Segment Start: Data supplied
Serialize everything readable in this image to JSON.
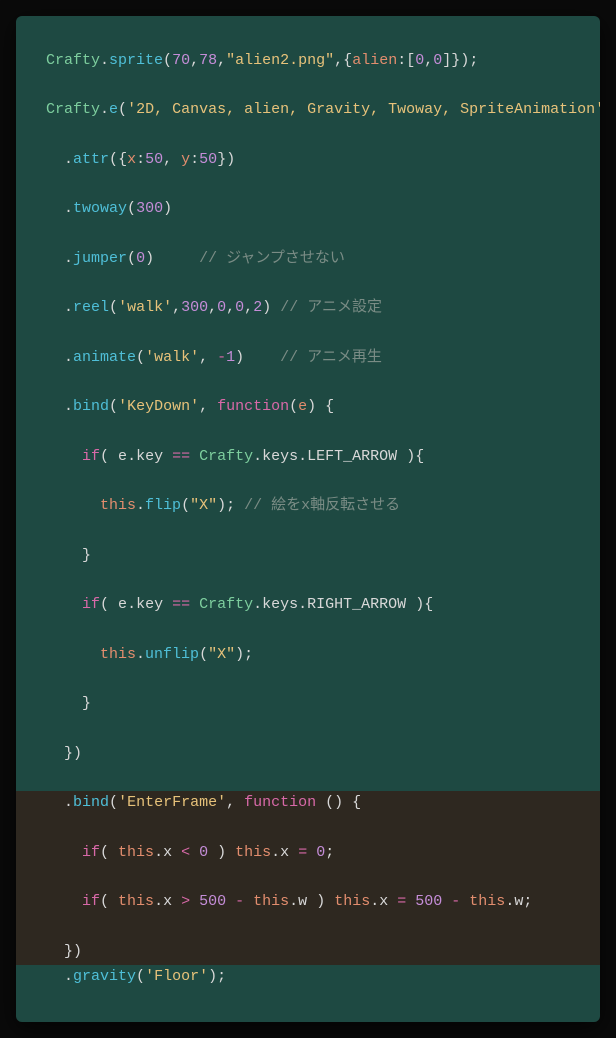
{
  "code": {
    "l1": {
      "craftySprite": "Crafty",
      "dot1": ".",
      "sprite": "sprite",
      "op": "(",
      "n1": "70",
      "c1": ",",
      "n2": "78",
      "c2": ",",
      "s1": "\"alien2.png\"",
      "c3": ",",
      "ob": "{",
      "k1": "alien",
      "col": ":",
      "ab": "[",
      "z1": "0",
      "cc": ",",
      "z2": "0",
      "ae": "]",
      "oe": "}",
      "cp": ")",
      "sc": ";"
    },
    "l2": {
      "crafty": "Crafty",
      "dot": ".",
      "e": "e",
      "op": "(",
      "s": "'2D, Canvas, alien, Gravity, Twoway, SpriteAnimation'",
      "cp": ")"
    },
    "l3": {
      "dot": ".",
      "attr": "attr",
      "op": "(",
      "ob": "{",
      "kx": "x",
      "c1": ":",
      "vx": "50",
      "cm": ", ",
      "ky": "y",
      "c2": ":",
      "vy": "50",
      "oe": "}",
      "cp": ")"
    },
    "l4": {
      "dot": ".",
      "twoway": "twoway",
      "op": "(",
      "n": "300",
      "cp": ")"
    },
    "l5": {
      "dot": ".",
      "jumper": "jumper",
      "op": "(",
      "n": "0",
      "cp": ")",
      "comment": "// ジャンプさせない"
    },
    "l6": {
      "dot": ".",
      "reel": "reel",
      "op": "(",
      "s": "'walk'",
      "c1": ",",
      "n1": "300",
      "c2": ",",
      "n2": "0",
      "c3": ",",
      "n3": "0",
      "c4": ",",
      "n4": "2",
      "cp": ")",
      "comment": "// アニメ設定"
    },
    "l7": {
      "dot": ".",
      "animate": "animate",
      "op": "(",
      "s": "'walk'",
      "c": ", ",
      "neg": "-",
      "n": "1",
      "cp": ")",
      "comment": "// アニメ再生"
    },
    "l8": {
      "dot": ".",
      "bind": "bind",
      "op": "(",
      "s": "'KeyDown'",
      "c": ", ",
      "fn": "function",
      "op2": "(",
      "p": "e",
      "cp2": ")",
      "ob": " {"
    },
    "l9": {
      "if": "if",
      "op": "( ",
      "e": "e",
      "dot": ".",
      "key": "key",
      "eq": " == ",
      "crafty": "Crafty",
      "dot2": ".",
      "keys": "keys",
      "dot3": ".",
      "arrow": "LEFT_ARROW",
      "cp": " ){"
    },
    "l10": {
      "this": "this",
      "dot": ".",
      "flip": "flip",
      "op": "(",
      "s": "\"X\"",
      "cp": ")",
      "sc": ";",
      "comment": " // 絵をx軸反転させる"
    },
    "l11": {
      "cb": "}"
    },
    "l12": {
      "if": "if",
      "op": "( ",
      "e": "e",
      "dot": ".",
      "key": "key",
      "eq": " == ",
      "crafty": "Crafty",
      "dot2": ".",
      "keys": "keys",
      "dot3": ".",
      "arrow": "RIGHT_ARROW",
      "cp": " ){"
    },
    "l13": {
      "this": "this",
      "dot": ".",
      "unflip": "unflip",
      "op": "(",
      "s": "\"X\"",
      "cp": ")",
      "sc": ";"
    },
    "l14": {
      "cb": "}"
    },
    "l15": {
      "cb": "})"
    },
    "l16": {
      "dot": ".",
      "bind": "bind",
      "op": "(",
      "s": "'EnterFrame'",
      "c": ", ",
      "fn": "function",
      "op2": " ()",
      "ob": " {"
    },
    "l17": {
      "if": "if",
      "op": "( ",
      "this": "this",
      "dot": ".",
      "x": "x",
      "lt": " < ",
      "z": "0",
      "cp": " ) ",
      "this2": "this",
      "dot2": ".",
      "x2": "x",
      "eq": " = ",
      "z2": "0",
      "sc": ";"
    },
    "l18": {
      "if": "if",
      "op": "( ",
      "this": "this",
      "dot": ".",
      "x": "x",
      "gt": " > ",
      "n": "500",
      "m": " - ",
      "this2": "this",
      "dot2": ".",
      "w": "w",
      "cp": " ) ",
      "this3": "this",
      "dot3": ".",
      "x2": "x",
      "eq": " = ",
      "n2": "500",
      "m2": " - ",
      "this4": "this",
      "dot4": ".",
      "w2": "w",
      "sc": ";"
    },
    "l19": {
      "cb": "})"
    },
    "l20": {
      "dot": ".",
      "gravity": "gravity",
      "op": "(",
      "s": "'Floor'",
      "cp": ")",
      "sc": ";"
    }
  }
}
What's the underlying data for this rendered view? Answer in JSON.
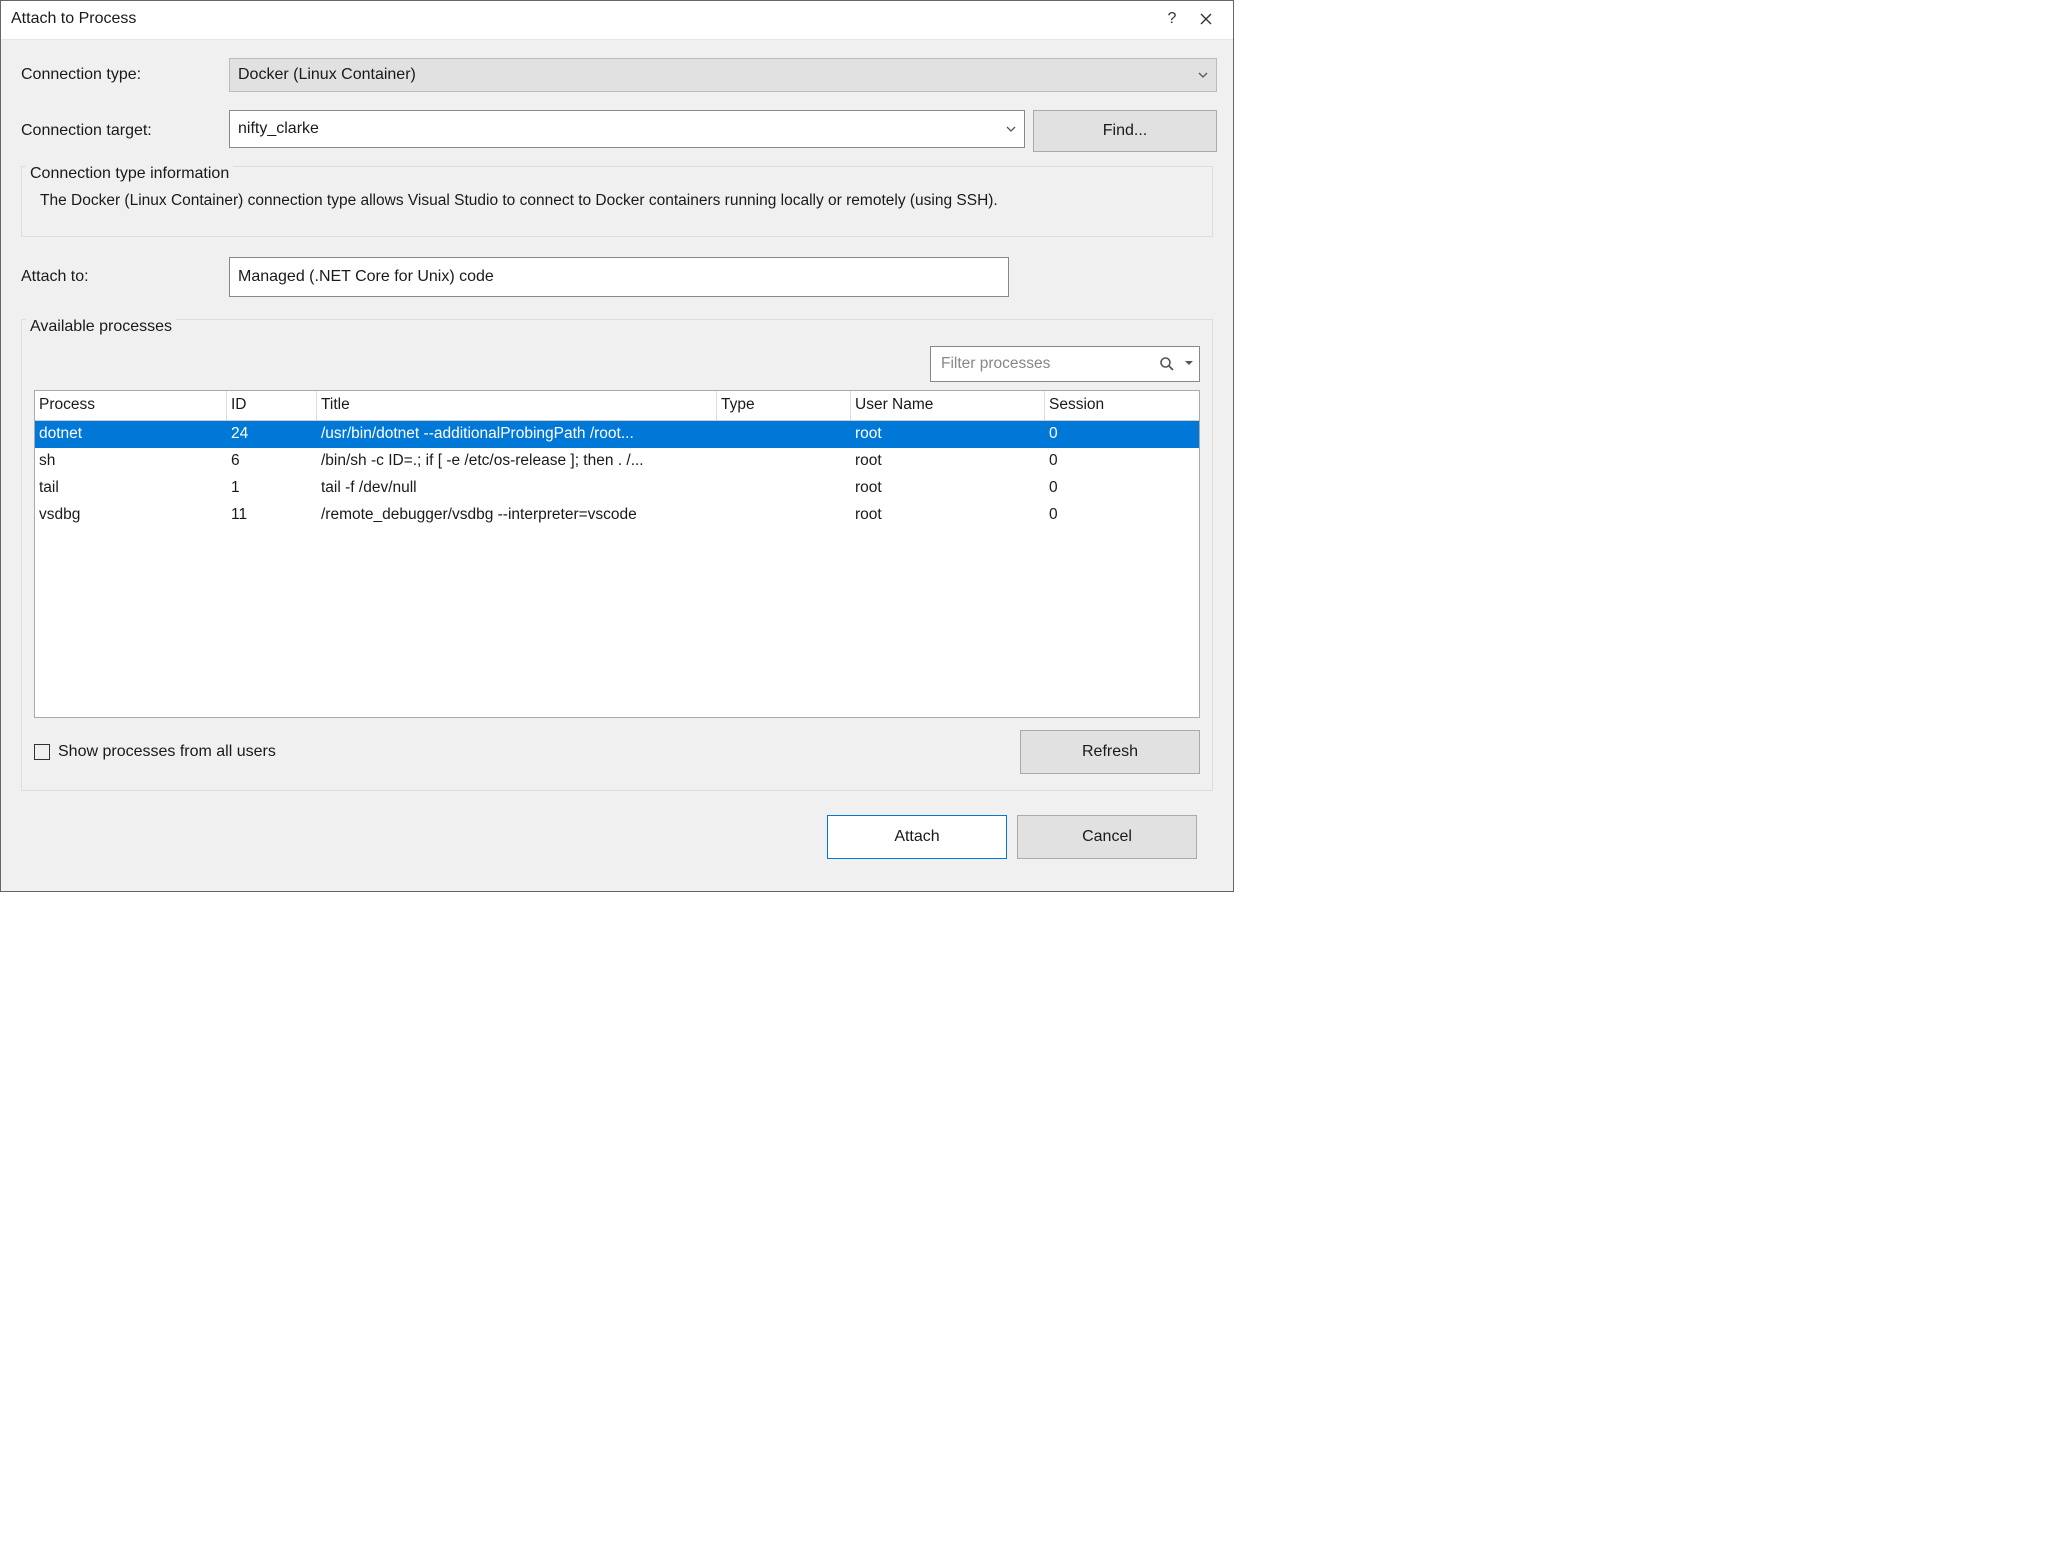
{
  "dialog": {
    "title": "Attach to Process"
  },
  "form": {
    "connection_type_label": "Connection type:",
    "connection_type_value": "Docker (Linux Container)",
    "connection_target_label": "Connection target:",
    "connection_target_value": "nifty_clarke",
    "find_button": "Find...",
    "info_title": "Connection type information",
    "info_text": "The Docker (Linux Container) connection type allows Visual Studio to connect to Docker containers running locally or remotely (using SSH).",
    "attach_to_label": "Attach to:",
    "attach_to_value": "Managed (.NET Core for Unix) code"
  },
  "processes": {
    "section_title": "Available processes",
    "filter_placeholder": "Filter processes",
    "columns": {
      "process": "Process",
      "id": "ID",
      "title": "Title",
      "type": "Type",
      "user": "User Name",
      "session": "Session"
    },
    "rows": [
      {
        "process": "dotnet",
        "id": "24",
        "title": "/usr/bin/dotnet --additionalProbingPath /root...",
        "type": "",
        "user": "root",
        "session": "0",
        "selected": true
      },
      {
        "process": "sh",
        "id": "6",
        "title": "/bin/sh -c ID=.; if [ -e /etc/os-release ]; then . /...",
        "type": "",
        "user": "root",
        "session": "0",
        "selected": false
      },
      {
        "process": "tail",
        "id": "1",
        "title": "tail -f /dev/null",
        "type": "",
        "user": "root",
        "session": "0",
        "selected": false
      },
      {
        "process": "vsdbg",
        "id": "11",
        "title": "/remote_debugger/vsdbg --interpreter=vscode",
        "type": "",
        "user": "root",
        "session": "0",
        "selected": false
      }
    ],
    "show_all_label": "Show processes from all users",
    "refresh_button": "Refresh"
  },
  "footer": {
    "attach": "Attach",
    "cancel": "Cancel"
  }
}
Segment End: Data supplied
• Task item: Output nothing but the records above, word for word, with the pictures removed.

• Answer to this problem:
Serialize everything readable in this image to JSON.
{
  "code": {
    "l1": {
      "craftySprite": "Crafty",
      "dot1": ".",
      "sprite": "sprite",
      "op": "(",
      "n1": "70",
      "c1": ",",
      "n2": "78",
      "c2": ",",
      "s1": "\"alien2.png\"",
      "c3": ",",
      "ob": "{",
      "k1": "alien",
      "col": ":",
      "ab": "[",
      "z1": "0",
      "cc": ",",
      "z2": "0",
      "ae": "]",
      "oe": "}",
      "cp": ")",
      "sc": ";"
    },
    "l2": {
      "crafty": "Crafty",
      "dot": ".",
      "e": "e",
      "op": "(",
      "s": "'2D, Canvas, alien, Gravity, Twoway, SpriteAnimation'",
      "cp": ")"
    },
    "l3": {
      "dot": ".",
      "attr": "attr",
      "op": "(",
      "ob": "{",
      "kx": "x",
      "c1": ":",
      "vx": "50",
      "cm": ", ",
      "ky": "y",
      "c2": ":",
      "vy": "50",
      "oe": "}",
      "cp": ")"
    },
    "l4": {
      "dot": ".",
      "twoway": "twoway",
      "op": "(",
      "n": "300",
      "cp": ")"
    },
    "l5": {
      "dot": ".",
      "jumper": "jumper",
      "op": "(",
      "n": "0",
      "cp": ")",
      "comment": "// ジャンプさせない"
    },
    "l6": {
      "dot": ".",
      "reel": "reel",
      "op": "(",
      "s": "'walk'",
      "c1": ",",
      "n1": "300",
      "c2": ",",
      "n2": "0",
      "c3": ",",
      "n3": "0",
      "c4": ",",
      "n4": "2",
      "cp": ")",
      "comment": "// アニメ設定"
    },
    "l7": {
      "dot": ".",
      "animate": "animate",
      "op": "(",
      "s": "'walk'",
      "c": ", ",
      "neg": "-",
      "n": "1",
      "cp": ")",
      "comment": "// アニメ再生"
    },
    "l8": {
      "dot": ".",
      "bind": "bind",
      "op": "(",
      "s": "'KeyDown'",
      "c": ", ",
      "fn": "function",
      "op2": "(",
      "p": "e",
      "cp2": ")",
      "ob": " {"
    },
    "l9": {
      "if": "if",
      "op": "( ",
      "e": "e",
      "dot": ".",
      "key": "key",
      "eq": " == ",
      "crafty": "Crafty",
      "dot2": ".",
      "keys": "keys",
      "dot3": ".",
      "arrow": "LEFT_ARROW",
      "cp": " ){"
    },
    "l10": {
      "this": "this",
      "dot": ".",
      "flip": "flip",
      "op": "(",
      "s": "\"X\"",
      "cp": ")",
      "sc": ";",
      "comment": " // 絵をx軸反転させる"
    },
    "l11": {
      "cb": "}"
    },
    "l12": {
      "if": "if",
      "op": "( ",
      "e": "e",
      "dot": ".",
      "key": "key",
      "eq": " == ",
      "crafty": "Crafty",
      "dot2": ".",
      "keys": "keys",
      "dot3": ".",
      "arrow": "RIGHT_ARROW",
      "cp": " ){"
    },
    "l13": {
      "this": "this",
      "dot": ".",
      "unflip": "unflip",
      "op": "(",
      "s": "\"X\"",
      "cp": ")",
      "sc": ";"
    },
    "l14": {
      "cb": "}"
    },
    "l15": {
      "cb": "})"
    },
    "l16": {
      "dot": ".",
      "bind": "bind",
      "op": "(",
      "s": "'EnterFrame'",
      "c": ", ",
      "fn": "function",
      "op2": " ()",
      "ob": " {"
    },
    "l17": {
      "if": "if",
      "op": "( ",
      "this": "this",
      "dot": ".",
      "x": "x",
      "lt": " < ",
      "z": "0",
      "cp": " ) ",
      "this2": "this",
      "dot2": ".",
      "x2": "x",
      "eq": " = ",
      "z2": "0",
      "sc": ";"
    },
    "l18": {
      "if": "if",
      "op": "( ",
      "this": "this",
      "dot": ".",
      "x": "x",
      "gt": " > ",
      "n": "500",
      "m": " - ",
      "this2": "this",
      "dot2": ".",
      "w": "w",
      "cp": " ) ",
      "this3": "this",
      "dot3": ".",
      "x2": "x",
      "eq": " = ",
      "n2": "500",
      "m2": " - ",
      "this4": "this",
      "dot4": ".",
      "w2": "w",
      "sc": ";"
    },
    "l19": {
      "cb": "})"
    },
    "l20": {
      "dot": ".",
      "gravity": "gravity",
      "op": "(",
      "s": "'Floor'",
      "cp": ")",
      "sc": ";"
    }
  }
}
What's the underlying data for this rendered view? Answer in JSON.
{
  "dialog": {
    "title": "Attach to Process"
  },
  "form": {
    "connection_type_label": "Connection type:",
    "connection_type_value": "Docker (Linux Container)",
    "connection_target_label": "Connection target:",
    "connection_target_value": "nifty_clarke",
    "find_button": "Find...",
    "info_title": "Connection type information",
    "info_text": "The Docker (Linux Container) connection type allows Visual Studio to connect to Docker containers running locally or remotely (using SSH).",
    "attach_to_label": "Attach to:",
    "attach_to_value": "Managed (.NET Core for Unix) code"
  },
  "processes": {
    "section_title": "Available processes",
    "filter_placeholder": "Filter processes",
    "columns": {
      "process": "Process",
      "id": "ID",
      "title": "Title",
      "type": "Type",
      "user": "User Name",
      "session": "Session"
    },
    "rows": [
      {
        "process": "dotnet",
        "id": "24",
        "title": "/usr/bin/dotnet --additionalProbingPath /root...",
        "type": "",
        "user": "root",
        "session": "0",
        "selected": true
      },
      {
        "process": "sh",
        "id": "6",
        "title": "/bin/sh -c ID=.; if [ -e /etc/os-release ]; then . /...",
        "type": "",
        "user": "root",
        "session": "0",
        "selected": false
      },
      {
        "process": "tail",
        "id": "1",
        "title": "tail -f /dev/null",
        "type": "",
        "user": "root",
        "session": "0",
        "selected": false
      },
      {
        "process": "vsdbg",
        "id": "11",
        "title": "/remote_debugger/vsdbg --interpreter=vscode",
        "type": "",
        "user": "root",
        "session": "0",
        "selected": false
      }
    ],
    "show_all_label": "Show processes from all users",
    "refresh_button": "Refresh"
  },
  "footer": {
    "attach": "Attach",
    "cancel": "Cancel"
  }
}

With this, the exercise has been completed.